My gaming New Year’s resolutions for 2017

New Year’s resolutions are, on the whole, pretty stupid. It’s a great way to set yourself up for bitter disappointment when you find out the year on your smartphone homescreen changed, you didn’t. At all. Still, that doesn’t stop us making them (myself included), so I thought I’d get a headstart and get through them now so that I can let myself down now before 2017 begins.

So have a look at my hopes and dreams for twenty-seventeen, then share yours in the comments.

Stop neglecting my PS4

So the thing about my PS4 is that in a long and uninteresting and vaguely illegal story I got it for free. Perhaps that’s why I don’t appreciate it as much as I should – things you get for free tend to be like that, which is why your parents have never loved you.

Still, I enjoyed playing Trackmania for a while and Destiny was fun for roughly ten minutes, so maybe it deserves another look. Obviously playing any FPS title would require a blood sacrifice and selling my soul to the Pagan gods of hypocrisy, but I’m thinking of picking up something meaty like The Witcher 3.

On a sale, of course.

Don’t play things I don’t like

You can tell this is a Chris Kemp column since you’ve just stumbled upon this absolutely f**king sage nugget of wisdom, about as useful as me advising you not to brush your teeth with an impact drill or to “upgrade” to Windows 10.

I’m sticking with it though, because I am absolutely bloody brilliant at playing games I hate. And considering the amount of times I’ve found myself stuck in a League of Legends game with at least four other people who were just about ready to cut their wrists with their mousepad I’d say I’m not the only one.

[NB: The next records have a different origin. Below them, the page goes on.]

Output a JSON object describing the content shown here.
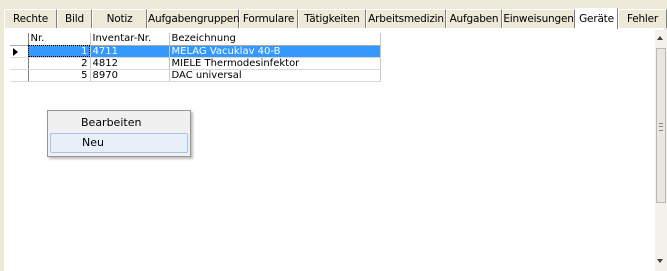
{
  "tabs": [
    {
      "label": "Rechte",
      "active": false
    },
    {
      "label": "Bild",
      "active": false
    },
    {
      "label": "Notiz",
      "active": false
    },
    {
      "label": "Aufgabengruppen",
      "active": false
    },
    {
      "label": "Formulare",
      "active": false
    },
    {
      "label": "Tätigkeiten",
      "active": false
    },
    {
      "label": "Arbeitsmedizin",
      "active": false
    },
    {
      "label": "Aufgaben",
      "active": false
    },
    {
      "label": "Einweisungen",
      "active": false
    },
    {
      "label": "Geräte",
      "active": true
    },
    {
      "label": "Fehler",
      "active": false
    }
  ],
  "grid": {
    "columns": [
      "Nr.",
      "Inventar-Nr.",
      "Bezeichnung"
    ],
    "rows": [
      {
        "nr": "1",
        "inventar": "4711",
        "bezeichnung": "MELAG Vacuklav 40-B",
        "selected": true
      },
      {
        "nr": "2",
        "inventar": "4812",
        "bezeichnung": "MIELE Thermodesinfektor",
        "selected": false
      },
      {
        "nr": "5",
        "inventar": "8970",
        "bezeichnung": "DAC universal",
        "selected": false
      }
    ]
  },
  "context_menu": {
    "items": [
      {
        "label": "Bearbeiten",
        "hover": false
      },
      {
        "label": "Neu",
        "hover": true
      }
    ]
  },
  "colors": {
    "selection": "#3399ff",
    "window_bg": "#ece9d8",
    "menu_hover": "#e8eff8"
  },
  "icons": {
    "row_pointer": "current-row-arrow-icon",
    "scroll_up": "scroll-up-arrow-icon",
    "scroll_down": "scroll-down-arrow-icon"
  }
}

See they dress it all up with pretty splash art and you don’t realise they’ve slipped a ballgag into your mouth and led you into a torture dungeon.

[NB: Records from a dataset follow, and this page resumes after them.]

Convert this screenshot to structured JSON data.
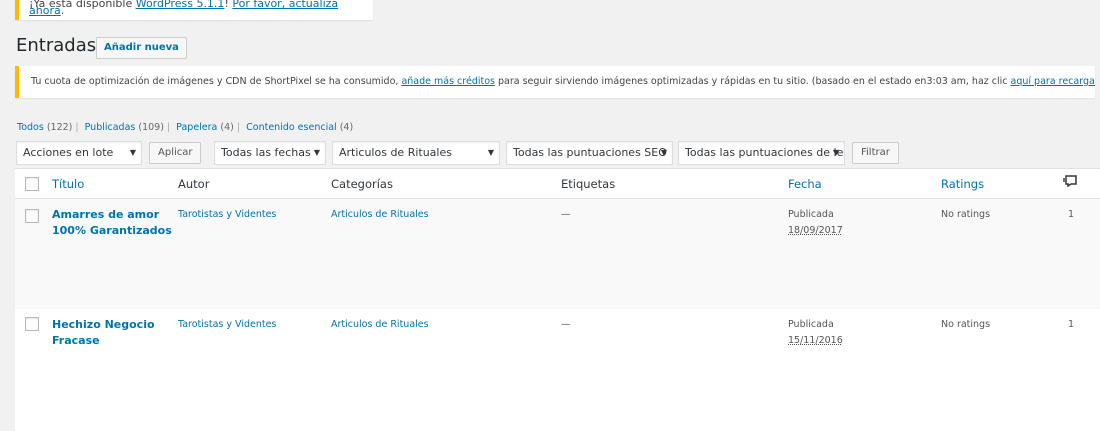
{
  "update_nag": {
    "text_before": "¡Ya está disponible ",
    "version_link": "WordPress 5.1.1",
    "text_mid": "! ",
    "update_link": "Por favor, actualiza ahora",
    "text_after": "."
  },
  "page": {
    "title": "Entradas",
    "add_new_label": "Añadir nueva"
  },
  "notice": {
    "text1": "Tu cuota de optimización de imágenes y CDN de ShortPixel se ha consumido, ",
    "link1": "añade más créditos",
    "text2": " para seguir sirviendo imágenes optimizadas y rápidas en tu sitio. (basado en el estado en3:03 am, haz clic ",
    "link2": "aquí para recargar",
    "text3": ")."
  },
  "views": [
    {
      "label": "Todos",
      "count": "(122)"
    },
    {
      "label": "Publicadas",
      "count": "(109)"
    },
    {
      "label": "Papelera",
      "count": "(4)"
    },
    {
      "label": "Contenido esencial",
      "count": "(4)"
    }
  ],
  "filters": {
    "bulk_actions": "Acciones en lote",
    "apply_label": "Aplicar",
    "dates": "Todas las fechas",
    "category": "Articulos de Rituales",
    "seo_scores": "Todas las puntuaciones SEO",
    "readability_scores": "Todas las puntuaciones de legibilidad",
    "filter_label": "Filtrar"
  },
  "columns": {
    "title": "Título",
    "author": "Autor",
    "categories": "Categorías",
    "tags": "Etiquetas",
    "date": "Fecha",
    "ratings": "Ratings"
  },
  "rows": [
    {
      "title_line1": "Amarres de amor",
      "title_line2": "100% Garantizados",
      "author": "Tarotistas y Videntes",
      "category": "Articulos de Rituales",
      "tags": "—",
      "status": "Publicada",
      "date": "18/09/2017",
      "ratings": "No ratings",
      "comments": "1"
    },
    {
      "title_line1": "Hechizo Negocio",
      "title_line2": "Fracase",
      "author": "Tarotistas y Videntes",
      "category": "Articulos de Rituales",
      "tags": "—",
      "status": "Publicada",
      "date": "15/11/2016",
      "ratings": "No ratings",
      "comments": "1"
    }
  ]
}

Competitive or grindy games tend to suck you into this vortex of repeated plays without any introspection on how long ago you actually stopped enjoying yourself. This year I won’t be wasting my time on things that don’t make me happy. Unless of course I’m being paid to be unhappy, which is the tortured existence of the millennial.

Avoid the new hotness

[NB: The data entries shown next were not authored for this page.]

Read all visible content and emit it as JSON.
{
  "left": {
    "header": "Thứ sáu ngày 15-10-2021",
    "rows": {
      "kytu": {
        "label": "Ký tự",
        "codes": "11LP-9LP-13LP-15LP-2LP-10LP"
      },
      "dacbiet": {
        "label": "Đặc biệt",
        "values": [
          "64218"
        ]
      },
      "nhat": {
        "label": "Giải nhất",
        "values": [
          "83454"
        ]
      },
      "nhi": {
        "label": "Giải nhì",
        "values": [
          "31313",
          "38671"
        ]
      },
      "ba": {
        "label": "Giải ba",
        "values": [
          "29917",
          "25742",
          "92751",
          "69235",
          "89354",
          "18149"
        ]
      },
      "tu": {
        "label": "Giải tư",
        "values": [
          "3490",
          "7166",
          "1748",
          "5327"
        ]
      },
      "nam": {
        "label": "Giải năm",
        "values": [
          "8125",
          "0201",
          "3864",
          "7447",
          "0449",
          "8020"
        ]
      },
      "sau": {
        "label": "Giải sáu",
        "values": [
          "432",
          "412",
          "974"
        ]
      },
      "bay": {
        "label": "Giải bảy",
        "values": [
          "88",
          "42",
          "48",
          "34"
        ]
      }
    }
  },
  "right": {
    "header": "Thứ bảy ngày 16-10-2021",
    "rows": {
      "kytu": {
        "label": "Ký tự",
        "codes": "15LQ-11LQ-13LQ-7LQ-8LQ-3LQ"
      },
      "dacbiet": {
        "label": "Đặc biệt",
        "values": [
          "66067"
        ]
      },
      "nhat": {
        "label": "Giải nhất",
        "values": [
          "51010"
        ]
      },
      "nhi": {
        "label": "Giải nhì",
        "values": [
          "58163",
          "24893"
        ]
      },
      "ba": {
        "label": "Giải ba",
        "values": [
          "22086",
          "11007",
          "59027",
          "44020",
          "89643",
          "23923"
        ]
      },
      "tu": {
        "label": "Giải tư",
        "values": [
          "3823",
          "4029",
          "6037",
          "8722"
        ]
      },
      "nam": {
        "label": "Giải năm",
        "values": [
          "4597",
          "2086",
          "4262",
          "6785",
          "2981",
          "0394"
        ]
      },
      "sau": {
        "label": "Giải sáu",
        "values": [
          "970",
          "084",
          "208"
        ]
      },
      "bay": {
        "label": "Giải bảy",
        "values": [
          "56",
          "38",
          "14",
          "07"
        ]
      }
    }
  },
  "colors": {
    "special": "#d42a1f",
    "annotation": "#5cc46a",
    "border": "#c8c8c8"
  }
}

“New hotness”? Did I sleep for fifty years and wake up age 80? Still, I’m leaving it in there as an artefact of shame. Like any of you unwashed peasants when I’m not at the retirement home’s weekly bingo night picking up sweet new catchphrases I’m reading gaming news and getting my jimmies all rustled about the latest and greatest coming out.

This is bad for several reasons – most new games suck. Alright that’s only one reason, but I feel like it was a solid one. It seems the majority of new releases suck enormous ass for the first couple of months ago, and then either continue to blow donkey balls or get panelbeaten into a passable game with several patches.

2017 will be the year of hipster gaming, where I won’t go near anything that doesn’t have an antique, musty odour hanging around it.


Alright, everything you read up until this point has been a lie. I actually only play Overwatch and Counter-Strike, and occasionally I’ll throw in a DotA 2 because I like to remind myself I’ve still got it (I don’t).

I want to expand my horizons in 2017. I want to give an RPG a chance. I want to play a Civ game, and maybe set some Sims on fire. Play through a Doom mod or buy a Humble Bundle and install more than one of the games.


Enjoy things that don’t involve sitting

Here’s a great gaming resolution – play less games. For me, 2016 was the year I discovered modern board games (as you’ve probably noticed), and it’s been awesome to get that same kind of challenge and strategic outlet I used to get from video games in a different medium. Truthfully, board games do it better.

It’s still a lot of sitting though. As much as I’d like to diversify my gaming experiences, I feel driven to get involved in things that require me to move around a bit more, and I don’t mean a Wii Fit or DDR. Hell, maybe I’ll try Pokemon Go again.

Lol, kidding.

Tom Clancy’s The Division 2 review